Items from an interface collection
┏━━
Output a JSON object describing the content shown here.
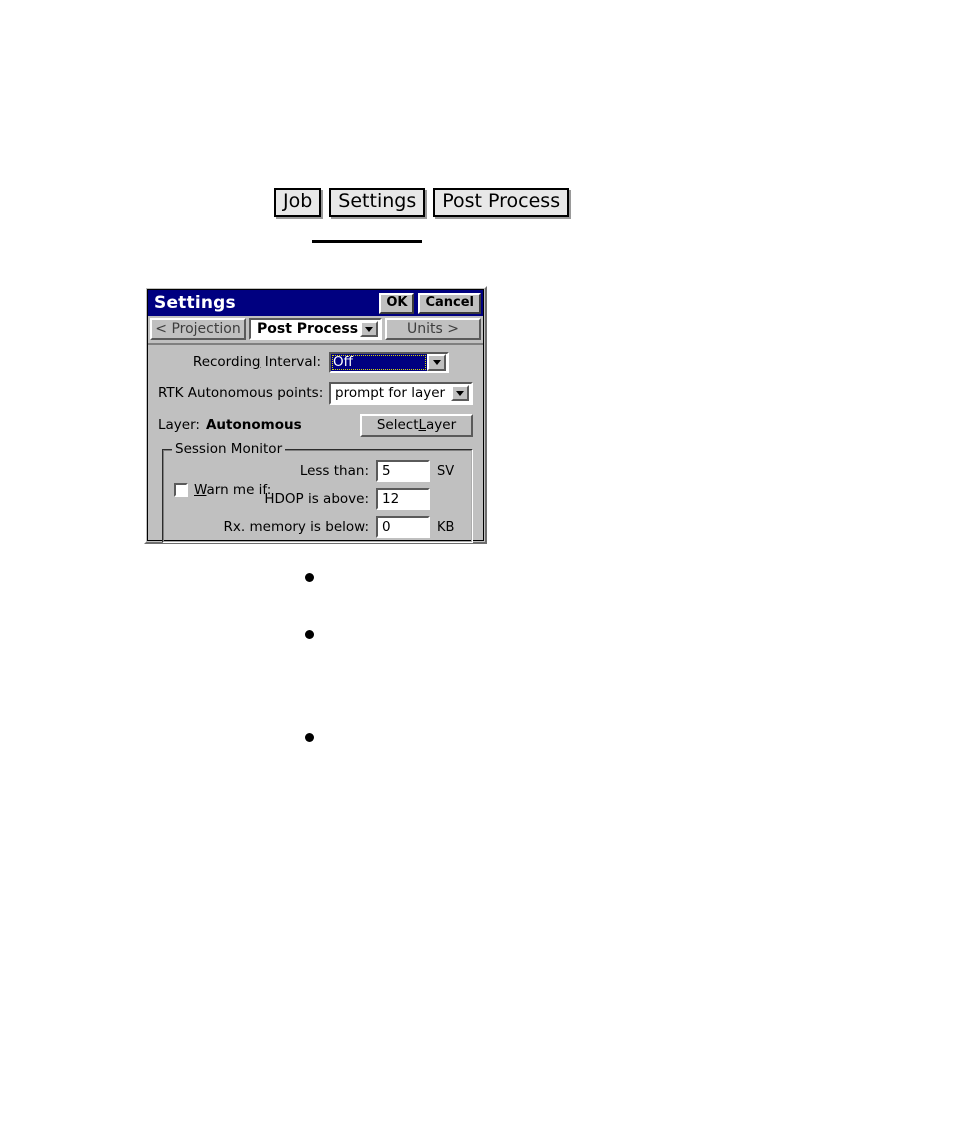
{
  "breadcrumb": {
    "items": [
      {
        "label": "Job"
      },
      {
        "label": "Settings"
      },
      {
        "label": "Post Process"
      }
    ]
  },
  "dialog": {
    "title": "Settings",
    "titlebar_buttons": [
      {
        "label": "OK",
        "name": "ok-button"
      },
      {
        "label": "Cancel",
        "name": "cancel-button"
      }
    ],
    "tabs": {
      "previous": "< Projection",
      "current": "Post Process",
      "next": "Units >",
      "dropdown_icon": "chevron-down-icon"
    },
    "fields": {
      "recording_interval": {
        "label": "Recording Interval:",
        "label_pre": "Recordin",
        "label_accel": "g",
        "label_post": " Interval:",
        "value": "Off",
        "selected": true
      },
      "rtk_autonomous_points": {
        "label": "RTK Autonomous points:",
        "value": "prompt for layer"
      },
      "layer": {
        "caption": "Layer:",
        "value": "Autonomous",
        "button_pre": "Select ",
        "button_accel": "L",
        "button_post": "ayer",
        "button_label": "Select Layer"
      }
    },
    "session_monitor": {
      "legend": "Session Monitor",
      "warn_checkbox": {
        "label": "Warn me if:",
        "label_accel": "W",
        "label_post": "arn me if:",
        "checked": false
      },
      "rows": [
        {
          "label": "Less than:",
          "value": "5",
          "unit": "SV"
        },
        {
          "label": "HDOP is above:",
          "value": "12",
          "unit": ""
        },
        {
          "label": "Rx. memory is below:",
          "value": "0",
          "unit": "KB"
        }
      ]
    }
  },
  "bullets": [
    {
      "name": "bullet-item-1"
    },
    {
      "name": "bullet-item-2"
    },
    {
      "name": "bullet-item-3"
    }
  ],
  "colors": {
    "titlebar": "#000080",
    "dialog_face": "#c0c0c0",
    "selection": "#000080",
    "page_background": "#ffffff"
  }
}
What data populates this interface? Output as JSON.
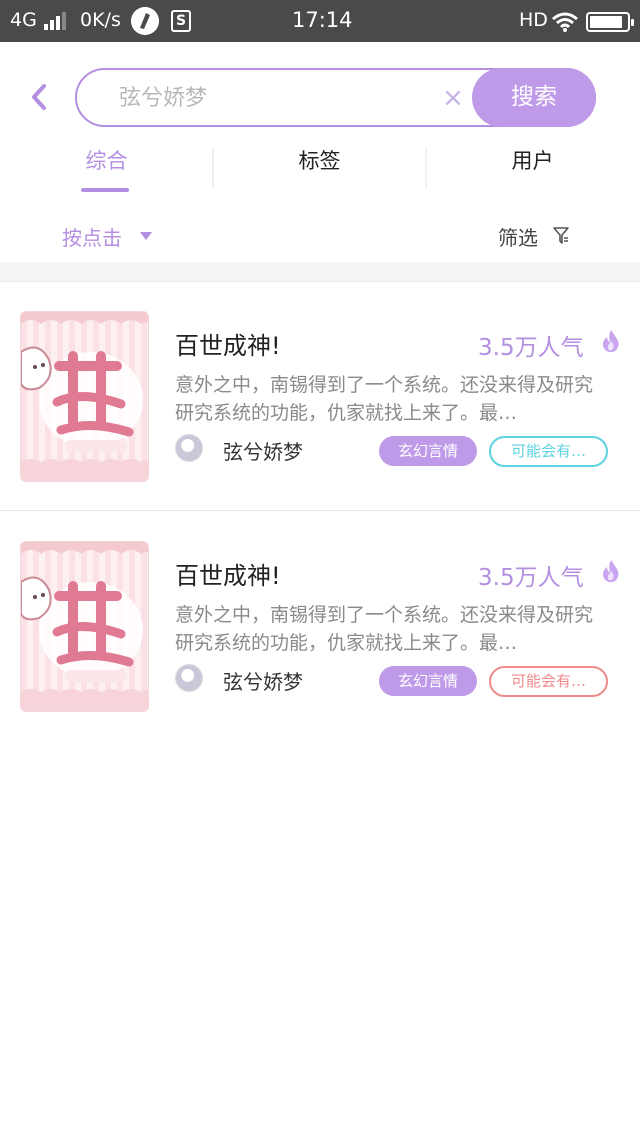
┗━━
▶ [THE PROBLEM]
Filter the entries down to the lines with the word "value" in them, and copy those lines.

▶ [EXERCISE SOLUTION]
        "value": "Off",
        "value": "prompt for layer"
        "value": "Autonomous",
          "value": "5",
          "value": "12",
          "value": "0",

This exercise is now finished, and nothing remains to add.